Alexander Glazunov’s compact concerto is dedicated to the great virtuoso Leopold Auer, is full of flowing lyricism and its three movements and cadenza are played continuously. Benedetti comments, ‘I think the music needs enormous freedom; its lilting Romanticism invites a chamber like conversation. In the Andante, there is such a sense of fantasy as it is so delicate and effervescent. The interweaving of violin with horn and wind soloists requires a flexibility and sensitivity back and forth between soloist and orchestra, and indeed within the orchestra. We have to trust each other implicitly to have this freedom.’
Benedetti continues, ‘The cadenza is very spontaneous-sounding. By this I mean it is designed to sound improvised, as if the violinist is choosing at a whim to go this way or that. Once again, it maintains a quite unusual sense of freedom. I see the rondo Allegro as the moment for showing off, in its light-hearted exuberance and array of violinistic acrobatics, it harks back to Paganini. There is so much colour, unhindered beauty and optimism in this concerto, and such an abundance of melodic material.’
Shostakovich Violin Concerto No.1, Op.99
Whilst Glazunov’s work boasts a sense of freedom, Dmitri Shostakovich’s First Violin Concerto was composed at a time of great artistic control in the Soviet Union. Composed in March 1948 when the Soviet Culture Secretary, Zhdanov, issued his infamous decree against ‘formalism’ in music, the work was quietly completed and shelved. Having been hauled before a Composers’ Union tribunal and forced to ‘repent,’ the work’s great personal significance to Shostakovich is clear.
‘The opening Nocturne is the most ambiguous and I think the most labyrinthine of all the movements. It’s like you are on a journey but you never arrive’, comments Benedetti. After the Scherzo lies the Passacaglia which is…’one of the most powerful things I ever play, so intimate, so tender, but something is screaming underneath.’

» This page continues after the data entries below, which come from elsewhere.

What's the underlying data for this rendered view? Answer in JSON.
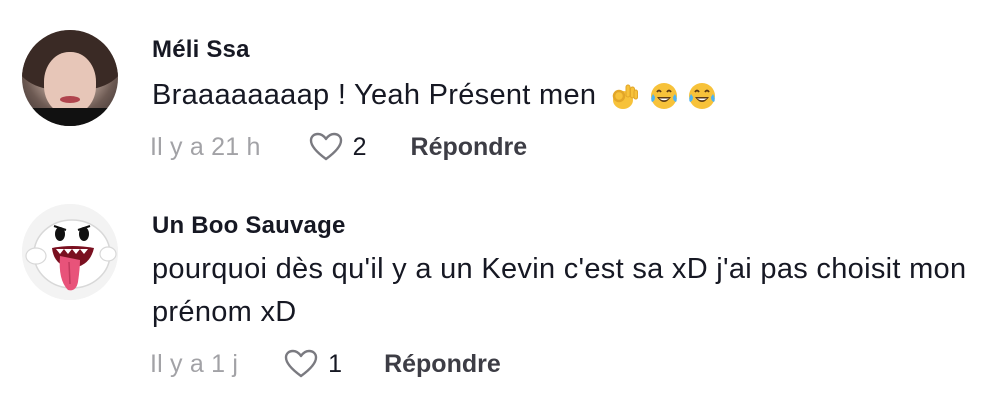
{
  "comments": [
    {
      "username": "Méli Ssa",
      "text": "Braaaaaaaap ! Yeah Présent men",
      "emojis": [
        "ok-hand-emoji",
        "tears-of-joy-emoji",
        "tears-of-joy-emoji"
      ],
      "timestamp": "Il y a 21 h",
      "likes": "2",
      "reply_label": "Répondre"
    },
    {
      "username": "Un Boo Sauvage",
      "text": "pourquoi dès qu'il y a un Kevin c'est sa xD j'ai pas choisit mon prénom xD",
      "timestamp": "Il y a 1 j",
      "likes": "1",
      "reply_label": "Répondre"
    }
  ],
  "colors": {
    "text": "#161823",
    "meta": "#a2a2a6",
    "reply": "#3d3d45"
  }
}
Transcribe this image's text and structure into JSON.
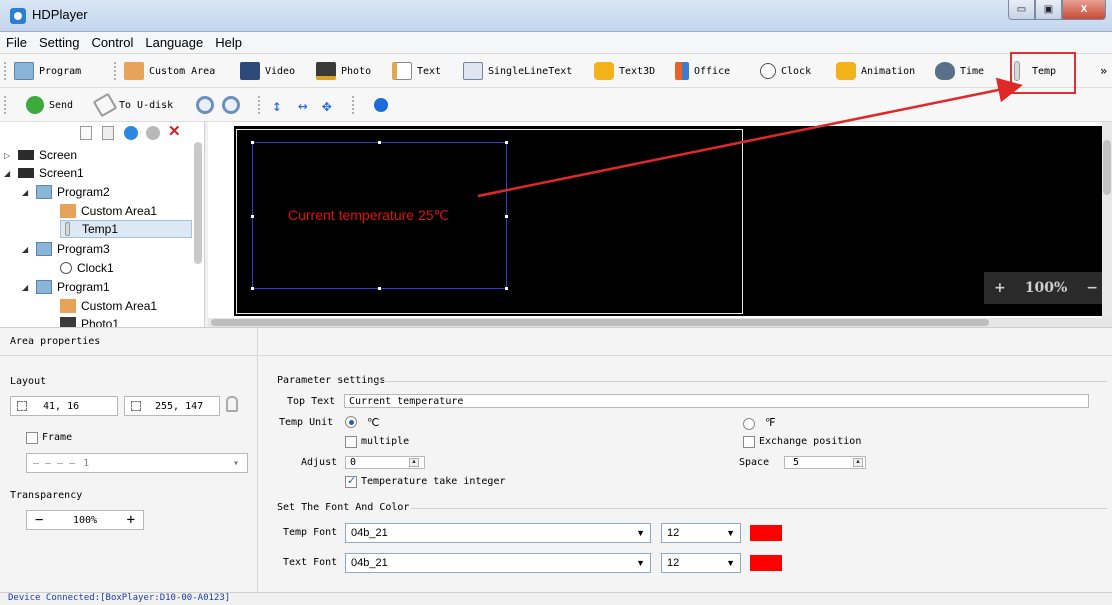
{
  "window": {
    "title": "HDPlayer",
    "minimize": "▭",
    "maximize": "▣",
    "close": "X"
  },
  "menu": [
    "File",
    "Setting",
    "Control",
    "Language",
    "Help"
  ],
  "toolbar1": {
    "program": "Program",
    "custom_area": "Custom Area",
    "video": "Video",
    "photo": "Photo",
    "text": "Text",
    "single_line_text": "SingleLineText",
    "text3d": "Text3D",
    "office": "Office",
    "clock": "Clock",
    "animation": "Animation",
    "time": "Time",
    "temp": "Temp",
    "more": "»"
  },
  "toolbar2": {
    "send": "Send",
    "to_udisk": "To U-disk"
  },
  "tree": {
    "items": [
      {
        "label": "Screen"
      },
      {
        "label": "Screen1"
      },
      {
        "label": "Program2"
      },
      {
        "label": "Custom Area1"
      },
      {
        "label": "Temp1"
      },
      {
        "label": "Program3"
      },
      {
        "label": "Clock1"
      },
      {
        "label": "Program1"
      },
      {
        "label": "Custom Area1"
      },
      {
        "label": "Photo1"
      }
    ]
  },
  "canvas": {
    "temp_text": "Current temperature 25℃",
    "zoom_minus": "−",
    "zoom_plus": "+",
    "zoom_value": "100%"
  },
  "area_properties": {
    "title": "Area properties",
    "layout_label": "Layout",
    "position": "41, 16",
    "size": "255, 147",
    "frame_label": "Frame",
    "frame_value": "1",
    "transparency_label": "Transparency",
    "transparency_value": "100%",
    "minus": "−",
    "plus": "+"
  },
  "parameters": {
    "section_title": "Parameter settings",
    "top_text_label": "Top Text",
    "top_text_value": "Current temperature",
    "temp_unit_label": "Temp Unit",
    "unit_c": "℃",
    "unit_f": "℉",
    "multiple_label": "multiple",
    "exchange_label": "Exchange position",
    "adjust_label": "Adjust",
    "adjust_value": "0",
    "space_label": "Space",
    "space_value": "5",
    "integer_label": "Temperature take integer",
    "font_section_title": "Set The Font And Color",
    "temp_font_label": "Temp Font",
    "temp_font_value": "04b_21",
    "temp_font_size": "12",
    "text_font_label": "Text Font",
    "text_font_value": "04b_21",
    "text_font_size": "12",
    "font_color": "#ff0000"
  },
  "status": {
    "text": "Device Connected:[BoxPlayer:D10-00-A0123]"
  }
}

At the concerto’s crisis point, the violin is competing with the brass and Benedetti continues, ‘I cannot compete with the horns, but the music is asking for this edge, this extremity. When you get to the peak of this it is as if you are physically exhausted, there’s a sudden calm, a hopelessness, and you are left alone playing with just strings plucked in unison, drained of all colour. That moment leading into the cadenza sends shivers down my spine every time, whether listening or playing.’

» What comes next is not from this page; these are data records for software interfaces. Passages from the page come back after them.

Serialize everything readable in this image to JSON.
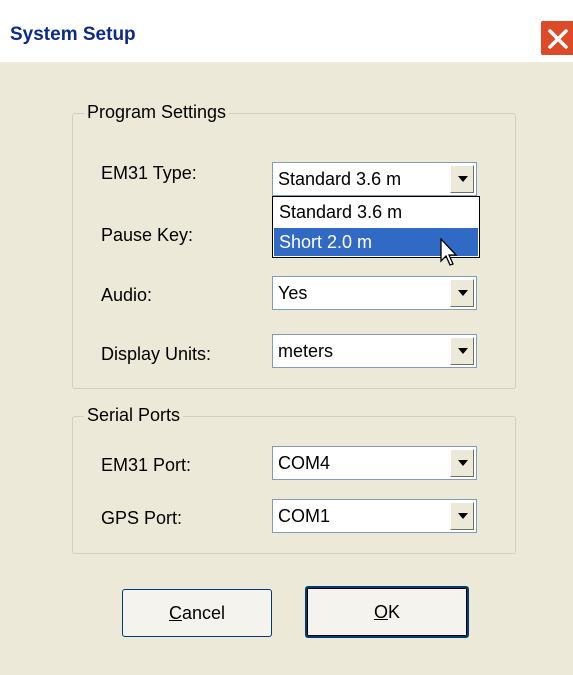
{
  "window": {
    "title": "System Setup"
  },
  "program_settings": {
    "legend": "Program Settings",
    "fields": [
      {
        "label": "EM31 Type:",
        "value": "Standard 3.6 m"
      },
      {
        "label": "Pause Key:",
        "value": ""
      },
      {
        "label": "Audio:",
        "value": "Yes"
      },
      {
        "label": "Display Units:",
        "value": "meters"
      }
    ],
    "em31_type_options": [
      "Standard 3.6 m",
      "Short 2.0 m"
    ],
    "highlighted_option": "Short 2.0 m"
  },
  "serial_ports": {
    "legend": "Serial Ports",
    "fields": [
      {
        "label": "EM31 Port:",
        "value": "COM4"
      },
      {
        "label": "GPS Port:",
        "value": "COM1"
      }
    ]
  },
  "buttons": {
    "cancel_mnemonic": "C",
    "cancel_rest": "ancel",
    "ok_mnemonic": "O",
    "ok_rest": "K"
  },
  "icons": {
    "close": "close-icon",
    "dropdown_arrow": "chevron-down-icon",
    "cursor": "mouse-pointer-icon"
  },
  "colors": {
    "close_button": "#dd4a28",
    "title_text": "#0b2a8a",
    "dialog_face": "#ece9d8",
    "selection": "#316ac5"
  }
}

The Cadenza begins with simple major arpeggios and, ‘you need to prepare for a long climb’, comments Benedetti. ‘There’s a throbbing fatalistic quality to those triplets, the rhythm is hinting that all is not well, despite the major arpeggios. Gradually you depart from them to hear the composer’s own DSCH signature in the music. Then he builds tension relentlessly, and there’s no let up until we reach the Burlesque.’

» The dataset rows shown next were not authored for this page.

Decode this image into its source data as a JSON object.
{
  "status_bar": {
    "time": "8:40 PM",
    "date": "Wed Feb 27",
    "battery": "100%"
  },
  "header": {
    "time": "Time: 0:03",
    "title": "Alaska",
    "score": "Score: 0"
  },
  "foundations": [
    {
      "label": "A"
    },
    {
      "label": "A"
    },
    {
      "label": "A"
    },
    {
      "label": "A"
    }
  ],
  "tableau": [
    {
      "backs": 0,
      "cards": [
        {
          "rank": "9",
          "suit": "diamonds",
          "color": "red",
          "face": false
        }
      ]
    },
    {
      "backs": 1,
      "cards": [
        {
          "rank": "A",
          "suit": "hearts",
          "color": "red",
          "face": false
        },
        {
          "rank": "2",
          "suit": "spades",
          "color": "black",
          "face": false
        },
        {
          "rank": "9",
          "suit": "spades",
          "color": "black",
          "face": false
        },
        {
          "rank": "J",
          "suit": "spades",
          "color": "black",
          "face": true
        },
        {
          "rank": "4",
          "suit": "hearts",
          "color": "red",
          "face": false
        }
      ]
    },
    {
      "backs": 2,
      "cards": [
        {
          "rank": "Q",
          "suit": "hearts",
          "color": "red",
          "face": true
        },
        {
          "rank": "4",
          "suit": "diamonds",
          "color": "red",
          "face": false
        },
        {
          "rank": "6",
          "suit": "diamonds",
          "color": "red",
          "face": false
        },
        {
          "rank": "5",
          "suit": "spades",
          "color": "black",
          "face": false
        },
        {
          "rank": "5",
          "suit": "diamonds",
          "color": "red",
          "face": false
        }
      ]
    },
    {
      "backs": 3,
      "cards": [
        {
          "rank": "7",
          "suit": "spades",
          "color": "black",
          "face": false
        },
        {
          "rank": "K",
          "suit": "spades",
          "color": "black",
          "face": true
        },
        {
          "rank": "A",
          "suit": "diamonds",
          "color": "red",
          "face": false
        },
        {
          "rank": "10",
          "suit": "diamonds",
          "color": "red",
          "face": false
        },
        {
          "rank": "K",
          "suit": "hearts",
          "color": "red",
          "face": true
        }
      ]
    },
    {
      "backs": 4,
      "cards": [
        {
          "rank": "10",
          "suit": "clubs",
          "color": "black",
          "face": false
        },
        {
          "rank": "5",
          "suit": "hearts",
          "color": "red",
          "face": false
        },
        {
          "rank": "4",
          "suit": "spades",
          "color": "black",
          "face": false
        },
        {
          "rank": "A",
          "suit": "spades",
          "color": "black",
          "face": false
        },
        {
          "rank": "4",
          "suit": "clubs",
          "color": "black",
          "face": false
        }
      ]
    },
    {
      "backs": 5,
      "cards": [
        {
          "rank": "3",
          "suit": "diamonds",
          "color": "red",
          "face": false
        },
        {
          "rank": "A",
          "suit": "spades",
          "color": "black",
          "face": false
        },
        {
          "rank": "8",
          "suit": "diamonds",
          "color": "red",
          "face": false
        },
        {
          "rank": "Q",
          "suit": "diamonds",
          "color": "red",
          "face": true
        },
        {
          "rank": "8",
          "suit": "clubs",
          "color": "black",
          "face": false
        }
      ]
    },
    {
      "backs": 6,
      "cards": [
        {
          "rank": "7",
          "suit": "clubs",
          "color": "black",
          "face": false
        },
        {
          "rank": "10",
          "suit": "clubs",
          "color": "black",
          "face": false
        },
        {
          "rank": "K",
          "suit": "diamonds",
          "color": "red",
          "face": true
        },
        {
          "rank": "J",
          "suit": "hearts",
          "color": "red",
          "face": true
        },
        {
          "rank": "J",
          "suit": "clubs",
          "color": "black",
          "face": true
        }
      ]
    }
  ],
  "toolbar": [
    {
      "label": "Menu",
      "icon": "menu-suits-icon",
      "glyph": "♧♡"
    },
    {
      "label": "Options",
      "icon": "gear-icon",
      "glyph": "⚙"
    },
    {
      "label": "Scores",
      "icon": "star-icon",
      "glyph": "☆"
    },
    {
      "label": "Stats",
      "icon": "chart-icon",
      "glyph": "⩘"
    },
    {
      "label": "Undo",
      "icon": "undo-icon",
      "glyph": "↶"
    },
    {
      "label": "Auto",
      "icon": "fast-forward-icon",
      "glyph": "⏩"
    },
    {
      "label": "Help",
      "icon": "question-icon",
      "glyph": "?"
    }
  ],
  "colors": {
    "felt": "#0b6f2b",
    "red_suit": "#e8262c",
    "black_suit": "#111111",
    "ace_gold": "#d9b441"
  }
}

Originally, there was not meant to be a break between the cadenza and the tumultuous final movement but, even David Oistrakh, who gave the premiere in 1956 and according to Benedetti is, ‘one of the most well-balanced, natural players who ever lived’, demanded a break and sixteen bars of tutti were inserted. ‘This movement needs extreme drive which is very particular to Russian music: that idea of pushing forward but not rushing. It is a sweet spot that Kirill Karabits understands totally.’
On the Ukrainian conductor, Benedetti says: ‘Embarking on a concerto like this you need to have complete trust in your collaborators; this is no time for micro-managing a performance. Kirill is brilliant at finding the right focus, of ensuring things aren’t over-indulgent, he’s steadfast and uncompromising and we both worked towards the same end. Put that beside the great warmth and vivacity of the Bournemouth Symphony Orchestra, and I had the right partners.’